If you follow the link I provided, you will see that there is no context at all and that this question is used in a survey, so the question as it stands by itself must be very clear to every Russian, but how could it be clear if может has so many very different meanings?! What is this question about - an ethical norm, a physical ability, a character quality, or a possibility that cannot be reasonably excluded? In other words, which of the following interpretations is most accurate:
(7a) Does Putin have a moral right to transfer two islands of the Northern Territories to Japan? (For example, a moral right in regards to the inhabitans of the islands or the whole population of Russia.)
(7b) Does Putin have enough actual power in Russia to transfer two islands of the Northern Territories to Japan if he just decides to do so?
(7c) Is Putin wise, stupid, brave, unscrupulous, or backboneless enough to be capable of deciding to transfer two islands of the Northern Territories to Japan?
(7d) Can't it be excluded that Putin actually transfers two islands of the Northern Territories to Japan in the future (for example, as a result of some possible geopolitical or economic event sequence that may prompt Putin to transfer the islands in exchange for something)?
How do you understand Question (7) and why?
Let's assume that Putin can easily transfer the two islands to Japan if he just decides to, but is absolutely resolved not to transfer. How should I then answer Question (7) - да or нет?!
Now let us consider the following example, which is the title of another article:
(8) Непобедимый Чапаев: тайна гибели легендарного комдива. Мог ли он выжить? (Source)
This title must be very clear to every Russian already by itself because it is a title, yet I got puzzled as to which of the following two intepretations is correct:
(8a) Invincible Chapaev: The mystery of the legendary commander's death. Could he have survived?
(8b) Invincible Chapaev: The mystery of the legendary commander's death. May he have survived?
Question (8a) is whether he had an opportunity to survive, that is, about a missed opportunity, whilst Question (8b) is whether it cannot be excluded that he actually survived, that is, about a possibility.
My original interpretation was (8a), because the title contains the word гибели suggesting that the very fact of his death is not disputed, but I proved to be wrong. Reading the article itself, I realized that the author writes about conspiracy theories in which Chapaev survived. So yet again I was tricked by this wild verb, which I just cannot "domesticate."
What adds to the mystery is that there is an article entitled "Мог ли СССР выжить?" (Source). This title has the same grammatical construction, but the opposite meaning, as we know that the USSR did not survive.

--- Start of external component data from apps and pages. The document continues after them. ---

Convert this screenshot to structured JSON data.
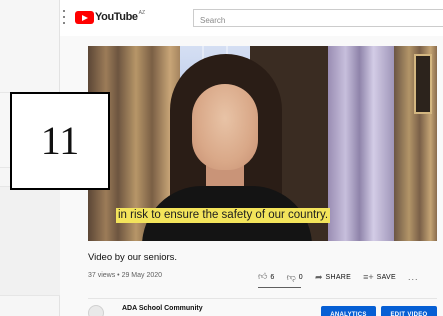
{
  "header": {
    "logo_text": "YouTube",
    "logo_region": "AZ",
    "search_placeholder": "Search"
  },
  "video": {
    "caption": "in risk to ensure the safety of our country.",
    "title": "Video by our seniors.",
    "meta": "37 views • 29 May 2020"
  },
  "actions": {
    "like_count": "6",
    "dislike_count": "0",
    "like_ratio": 1.0,
    "share_label": "SHARE",
    "save_label": "SAVE",
    "more_label": "..."
  },
  "channel": {
    "name": "ADA School Community",
    "analytics_label": "ANALYTICS",
    "edit_label": "EDIT VIDEO"
  },
  "overlay": {
    "number": "11"
  }
}
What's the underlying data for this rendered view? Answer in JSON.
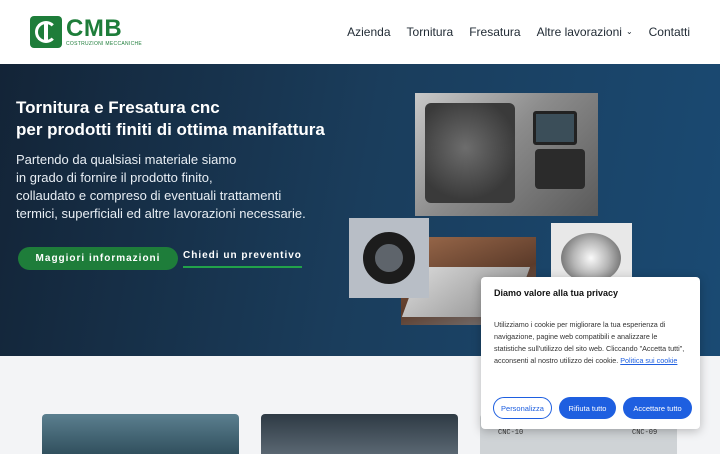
{
  "header": {
    "logo_name": "CMB",
    "logo_subtitle": "COSTRUZIONI MECCANICHE",
    "nav": [
      {
        "label": "Azienda"
      },
      {
        "label": "Tornitura"
      },
      {
        "label": "Fresatura"
      },
      {
        "label": "Altre lavorazioni",
        "has_dropdown": true
      },
      {
        "label": "Contatti"
      }
    ],
    "brand_color": "#1e7d3a"
  },
  "hero": {
    "title_line1": "Tornitura e Fresatura cnc",
    "title_line2": "per prodotti finiti di ottima manifattura",
    "text_lines": [
      "Partendo da qualsiasi materiale siamo",
      "in grado di fornire il prodotto finito,",
      "collaudato e compreso di eventuali trattamenti",
      "termici, superficiali ed altre lavorazioni necessarie."
    ],
    "primary_button": "Maggiori informazioni",
    "secondary_link": "Chiedi un preventivo"
  },
  "cards": {
    "card3_label_left": "CNC-10",
    "card3_label_right": "CNC-09"
  },
  "cookie": {
    "title": "Diamo valore alla tua privacy",
    "text": "Utilizziamo i cookie per migliorare la tua esperienza di navigazione, pagine web compatibili e analizzare le statistiche sull'utilizzo del sito web. Cliccando \"Accetta tutti\", acconsenti al nostro utilizzo dei cookie.",
    "policy_link": "Politica sui cookie",
    "buttons": {
      "customize": "Personalizza",
      "reject": "Rifiuta tutto",
      "accept": "Accettare tutto"
    },
    "accent_color": "#1e5fe0"
  }
}
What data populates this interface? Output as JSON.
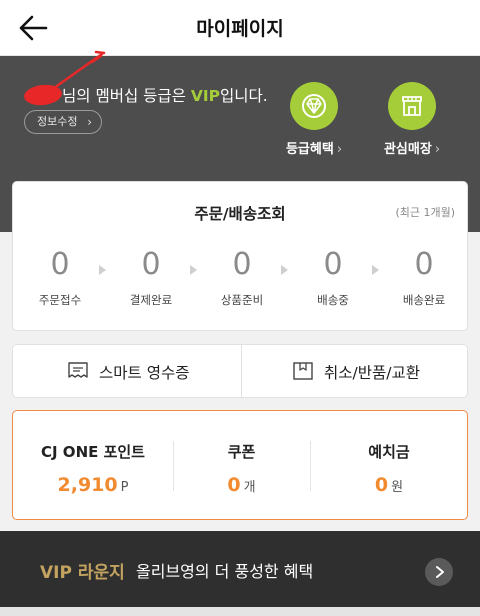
{
  "header": {
    "title": "마이페이지"
  },
  "membership": {
    "grade_prefix": "님의 멤버십 등급은 ",
    "grade": "VIP",
    "grade_suffix": "입니다.",
    "edit_label": "정보수정",
    "quick_links": [
      {
        "label": "등급혜택",
        "icon": "diamond-icon"
      },
      {
        "label": "관심매장",
        "icon": "store-icon"
      }
    ],
    "accent_color": "#a5cd39"
  },
  "orders": {
    "title": "주문/배송조회",
    "period": "(최근 1개월)",
    "steps": [
      {
        "count": "0",
        "label": "주문접수"
      },
      {
        "count": "0",
        "label": "결제완료"
      },
      {
        "count": "0",
        "label": "상품준비"
      },
      {
        "count": "0",
        "label": "배송중"
      },
      {
        "count": "0",
        "label": "배송완료"
      }
    ]
  },
  "actions": {
    "receipt": {
      "label": "스마트 영수증",
      "icon": "receipt-icon"
    },
    "cancel": {
      "label": "취소/반품/교환",
      "icon": "box-icon"
    }
  },
  "points": [
    {
      "title": "CJ ONE 포인트",
      "value": "2,910",
      "unit": "P"
    },
    {
      "title": "쿠폰",
      "value": "0",
      "unit": "개"
    },
    {
      "title": "예치금",
      "value": "0",
      "unit": "원"
    }
  ],
  "lounge": {
    "badge": "VIP 라운지",
    "text": "올리브영의 더 풍성한 혜택"
  },
  "colors": {
    "points_accent": "#f28a30",
    "card_border_highlight": "#f08a45",
    "lounge_badge": "#c3a35f"
  }
}
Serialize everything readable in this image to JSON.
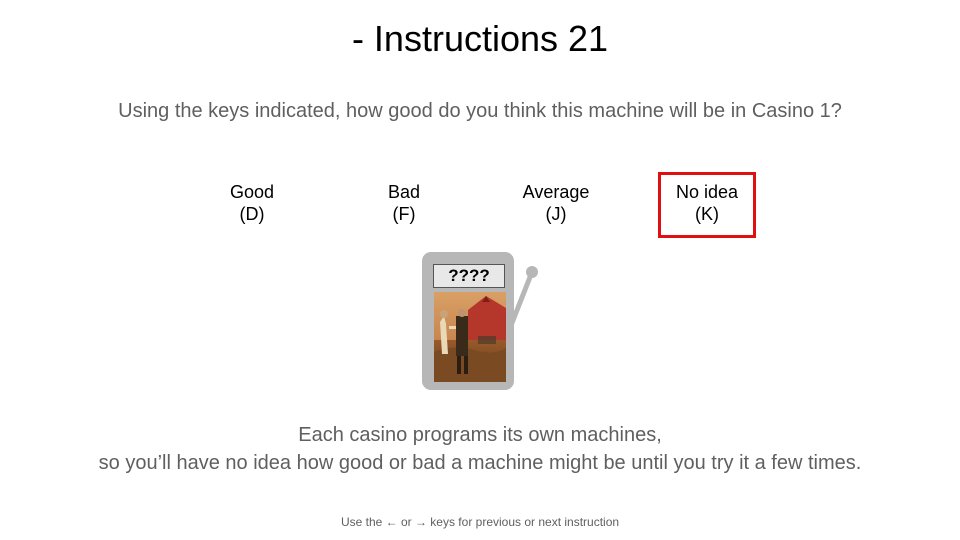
{
  "slide": {
    "title": "- Instructions 21",
    "question": "Using the keys indicated, how good do you think this machine will be in Casino 1?"
  },
  "options": [
    {
      "label": "Good",
      "key": "(D)",
      "selected": false
    },
    {
      "label": "Bad",
      "key": "(F)",
      "selected": false
    },
    {
      "label": "Average",
      "key": "(J)",
      "selected": false
    },
    {
      "label": "No idea",
      "key": "(K)",
      "selected": true
    }
  ],
  "machine": {
    "display_text": "????",
    "image_icon": "painting-icon",
    "lever_icon": "lever-icon"
  },
  "explanation": {
    "line1": "Each casino programs its own machines,",
    "line2": "so you’ll have no idea how good or bad a machine might be until you try it a few times."
  },
  "footer": {
    "hint": "Use the ← or → keys for previous or next instruction"
  },
  "colors": {
    "selection_border": "#e01010",
    "machine_body": "#b7b7b7",
    "secondary_text": "#5f5f5f"
  }
}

So how could you explain this wild verb to a learner who is eager to finally tame it? What is the exact concept behind it, the concept that logically unites so many entirely different meanings under a single umbrella? And how do you always succeed in unmistakenly interpeting this verb, especially in sentences like the above ones about Putin and Chapaev?